You can participate if you use a certified Electronic Health Record or EHR application (this is a key aspect of the government’s pursuit of efficiency, as the software will dramatically improve how you and your team function and how quickly you can process patients from waiting room to follow up visits. It’s best to work with an EHR software provider that puts out regular updates, security fixes and other improvements in accordance with evolving industry best practices. Check reviews from respected colleagues to help you determine if the EHR would be a good fit in your organization.

Those who want to participate in an Advanced APM must adopt a Medical Home Model (your medical organization serving as the “home” for patients) or show that you are taking on a higher than normal financial risk in the treatment you provide.

5. Are There Incentives Available?

In addition to regular financial incentives through Medicare/Medicaid, if you participate in Advanced APMs, you may be eligible for a 5% incentive from achieving payment threshold levels or patient levels, which will also exempt you from MIPS requirements for reporting.

6. How do You Participate?

Make sure that your EHR is certified, so that you will be allowed to participate. Your group will need to begin recording data and making reports, such as to demonstrate your quality performance, including information on patients who had to be readmitted after initial treatment.
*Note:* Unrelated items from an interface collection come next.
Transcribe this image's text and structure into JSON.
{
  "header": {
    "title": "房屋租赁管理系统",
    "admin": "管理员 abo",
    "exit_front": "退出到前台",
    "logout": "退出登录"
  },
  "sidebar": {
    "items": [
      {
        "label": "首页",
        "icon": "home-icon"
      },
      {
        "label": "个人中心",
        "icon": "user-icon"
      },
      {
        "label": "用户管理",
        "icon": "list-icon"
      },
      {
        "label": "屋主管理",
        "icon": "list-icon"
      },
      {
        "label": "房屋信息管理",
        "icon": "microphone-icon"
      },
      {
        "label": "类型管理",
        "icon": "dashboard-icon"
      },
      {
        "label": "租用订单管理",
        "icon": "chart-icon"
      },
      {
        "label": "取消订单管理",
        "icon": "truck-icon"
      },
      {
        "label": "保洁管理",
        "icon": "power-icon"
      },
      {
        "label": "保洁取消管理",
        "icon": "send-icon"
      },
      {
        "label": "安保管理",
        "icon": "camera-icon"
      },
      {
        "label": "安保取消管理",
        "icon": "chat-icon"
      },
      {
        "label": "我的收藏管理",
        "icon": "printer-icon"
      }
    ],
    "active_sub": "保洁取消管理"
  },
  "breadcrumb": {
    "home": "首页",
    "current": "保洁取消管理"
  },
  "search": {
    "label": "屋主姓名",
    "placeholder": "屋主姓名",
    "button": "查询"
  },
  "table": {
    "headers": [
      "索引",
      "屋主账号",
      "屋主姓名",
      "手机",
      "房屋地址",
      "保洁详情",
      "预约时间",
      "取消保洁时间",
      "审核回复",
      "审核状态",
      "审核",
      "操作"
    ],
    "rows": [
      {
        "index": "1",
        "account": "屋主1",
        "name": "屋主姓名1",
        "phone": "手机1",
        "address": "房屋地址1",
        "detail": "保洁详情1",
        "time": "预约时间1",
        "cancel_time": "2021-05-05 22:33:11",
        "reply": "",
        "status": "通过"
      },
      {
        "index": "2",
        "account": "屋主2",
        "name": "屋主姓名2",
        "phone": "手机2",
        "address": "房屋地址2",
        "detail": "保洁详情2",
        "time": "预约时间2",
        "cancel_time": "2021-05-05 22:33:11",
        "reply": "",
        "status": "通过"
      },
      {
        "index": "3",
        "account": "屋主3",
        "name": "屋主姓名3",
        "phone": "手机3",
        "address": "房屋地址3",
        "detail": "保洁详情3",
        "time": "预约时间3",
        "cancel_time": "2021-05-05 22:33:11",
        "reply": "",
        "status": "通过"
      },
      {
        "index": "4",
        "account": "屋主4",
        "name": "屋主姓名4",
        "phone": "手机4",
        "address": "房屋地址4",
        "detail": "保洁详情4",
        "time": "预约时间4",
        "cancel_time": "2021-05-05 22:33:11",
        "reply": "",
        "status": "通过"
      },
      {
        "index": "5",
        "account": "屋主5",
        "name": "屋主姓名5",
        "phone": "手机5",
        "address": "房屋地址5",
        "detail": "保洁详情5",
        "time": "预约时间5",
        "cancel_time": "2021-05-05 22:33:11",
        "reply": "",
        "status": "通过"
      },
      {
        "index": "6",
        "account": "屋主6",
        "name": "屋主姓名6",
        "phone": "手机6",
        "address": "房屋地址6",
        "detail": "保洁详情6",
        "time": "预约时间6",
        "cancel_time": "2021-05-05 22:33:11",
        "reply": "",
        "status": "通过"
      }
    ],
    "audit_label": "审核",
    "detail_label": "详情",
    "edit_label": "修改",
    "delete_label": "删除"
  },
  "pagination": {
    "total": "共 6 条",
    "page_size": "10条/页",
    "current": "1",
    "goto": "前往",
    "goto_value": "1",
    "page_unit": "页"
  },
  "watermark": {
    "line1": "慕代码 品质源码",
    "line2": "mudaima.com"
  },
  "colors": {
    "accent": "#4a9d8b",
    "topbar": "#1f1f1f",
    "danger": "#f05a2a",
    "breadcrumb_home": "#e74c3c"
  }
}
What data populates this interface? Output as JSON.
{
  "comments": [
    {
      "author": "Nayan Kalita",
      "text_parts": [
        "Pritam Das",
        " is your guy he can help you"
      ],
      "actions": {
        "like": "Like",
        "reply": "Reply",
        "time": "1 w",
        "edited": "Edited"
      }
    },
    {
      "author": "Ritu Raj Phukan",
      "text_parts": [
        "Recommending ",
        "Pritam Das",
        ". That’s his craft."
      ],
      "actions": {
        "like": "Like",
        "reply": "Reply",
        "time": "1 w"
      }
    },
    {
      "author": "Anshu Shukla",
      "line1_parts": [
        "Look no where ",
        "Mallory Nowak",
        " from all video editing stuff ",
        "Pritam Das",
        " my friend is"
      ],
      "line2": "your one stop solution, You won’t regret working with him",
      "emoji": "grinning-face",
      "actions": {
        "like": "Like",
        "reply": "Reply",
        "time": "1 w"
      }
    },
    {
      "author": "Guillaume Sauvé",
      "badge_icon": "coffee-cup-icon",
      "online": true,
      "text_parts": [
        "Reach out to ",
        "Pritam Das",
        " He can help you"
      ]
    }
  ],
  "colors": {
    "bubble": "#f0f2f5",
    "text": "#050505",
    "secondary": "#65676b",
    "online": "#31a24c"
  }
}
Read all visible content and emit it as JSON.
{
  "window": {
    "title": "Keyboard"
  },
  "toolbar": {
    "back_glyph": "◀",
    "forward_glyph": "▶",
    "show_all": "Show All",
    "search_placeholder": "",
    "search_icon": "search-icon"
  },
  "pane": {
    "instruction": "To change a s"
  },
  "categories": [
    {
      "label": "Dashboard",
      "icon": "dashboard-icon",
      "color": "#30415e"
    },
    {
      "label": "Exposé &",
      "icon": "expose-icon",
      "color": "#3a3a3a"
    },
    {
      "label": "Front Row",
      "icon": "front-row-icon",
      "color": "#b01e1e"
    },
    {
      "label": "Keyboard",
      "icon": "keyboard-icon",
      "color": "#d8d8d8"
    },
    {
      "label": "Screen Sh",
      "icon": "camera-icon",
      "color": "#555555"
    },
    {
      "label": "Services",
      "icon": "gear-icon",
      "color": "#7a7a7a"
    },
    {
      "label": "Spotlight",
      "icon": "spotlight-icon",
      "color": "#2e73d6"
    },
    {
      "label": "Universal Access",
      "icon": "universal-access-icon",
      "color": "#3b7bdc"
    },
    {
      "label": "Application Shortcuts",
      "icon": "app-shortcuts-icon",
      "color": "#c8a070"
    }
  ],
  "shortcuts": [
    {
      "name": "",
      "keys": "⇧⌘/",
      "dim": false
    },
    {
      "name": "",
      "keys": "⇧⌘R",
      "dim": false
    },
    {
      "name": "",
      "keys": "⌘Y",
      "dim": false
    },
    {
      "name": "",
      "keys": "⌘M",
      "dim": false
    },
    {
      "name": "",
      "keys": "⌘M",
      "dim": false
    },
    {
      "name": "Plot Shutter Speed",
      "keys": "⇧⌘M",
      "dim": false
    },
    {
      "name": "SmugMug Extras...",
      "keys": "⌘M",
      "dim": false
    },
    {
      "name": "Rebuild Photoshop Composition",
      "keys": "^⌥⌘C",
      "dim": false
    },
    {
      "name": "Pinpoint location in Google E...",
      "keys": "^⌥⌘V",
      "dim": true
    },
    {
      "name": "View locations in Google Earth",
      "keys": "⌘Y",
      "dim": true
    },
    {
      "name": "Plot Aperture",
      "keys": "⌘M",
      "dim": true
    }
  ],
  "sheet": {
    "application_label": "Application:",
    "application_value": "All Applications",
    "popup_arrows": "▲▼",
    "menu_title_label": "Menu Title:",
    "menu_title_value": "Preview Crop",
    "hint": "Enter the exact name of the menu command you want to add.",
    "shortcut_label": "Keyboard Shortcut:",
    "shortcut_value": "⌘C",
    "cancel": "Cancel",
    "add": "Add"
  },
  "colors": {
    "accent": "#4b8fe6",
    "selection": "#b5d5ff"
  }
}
Showing improvement in taking care of patients is part of the reporting requirements if you are going to participate in APMs.

Greater efficiency in healthcare delivery is a crucial goal, and we all have to work together to make medicine available to more people in the U.S. Working with APMs is certainly an important step in that direction.

Key Takeaway:

  • The Medicare Access and CHIP Reauthorization Act of 2015 (MACRA) is designed to promote more efficient use of healthcare resources in the United States.
  • In support of MACRA, physicians who treat patients under Medicare and Medicaid are using Alternative Payment Models or APMs.
  • Another acronym to pay attention to is MIPS, which stands for Merit-Based Incentive Payment System. It was established to advance patient care information and improve clinic outcomes as well as cut costs.
  • Financial incentives are available to doctors who participate in APMs.
  • Your Electronic Health Record or EHR application needs to be certified in order for your physicians to receive reimbursements from Medicare and Medicaid under APMs.
  • Participation in APMs gives you an advantage over practices that do not employ cost and efficiency promoting measures in their own facilities.

These answers to commonly asked questions about APMs and advanced APMs are designed to help you gain a better understanding of MACRA and how your medical organization fits in. With so many moving parts in the healthcare industry as well as on the government side of things, chances are that you will require more information. Stay better informed by coming back to this blog on a regular basis for updates. Until the next post, click here to download our free ebook, “What Is MACRA?”

What-Is-MACRA

About Marc Klar

Marc was introduced to medical software sales after several years working in operations, management, and sales in the NYC hotel industry. He quickly learned the medical industry/software and more than held his own in sales. He got into assisting with marketing, created new business development teams and marketing programs with two different vendors, one of which became the largest vendor of that system in the country for three consecutive years. He then moved to Advanced Data Systems; as VP of Marketing, Marc oversees the company’s entire marketing effort. Among other things, Marc enjoys reading, cooking, and performing comedy which sometimes isn’t funny for him or his audience. He has an appreciation and respect for good music and art (where an apple is an apple…not someone’s head). Marc became an accomplished drummer and teacher after studying with some of the top jazz drummers in NYC, all as a result of being told since early in life to “beat it.”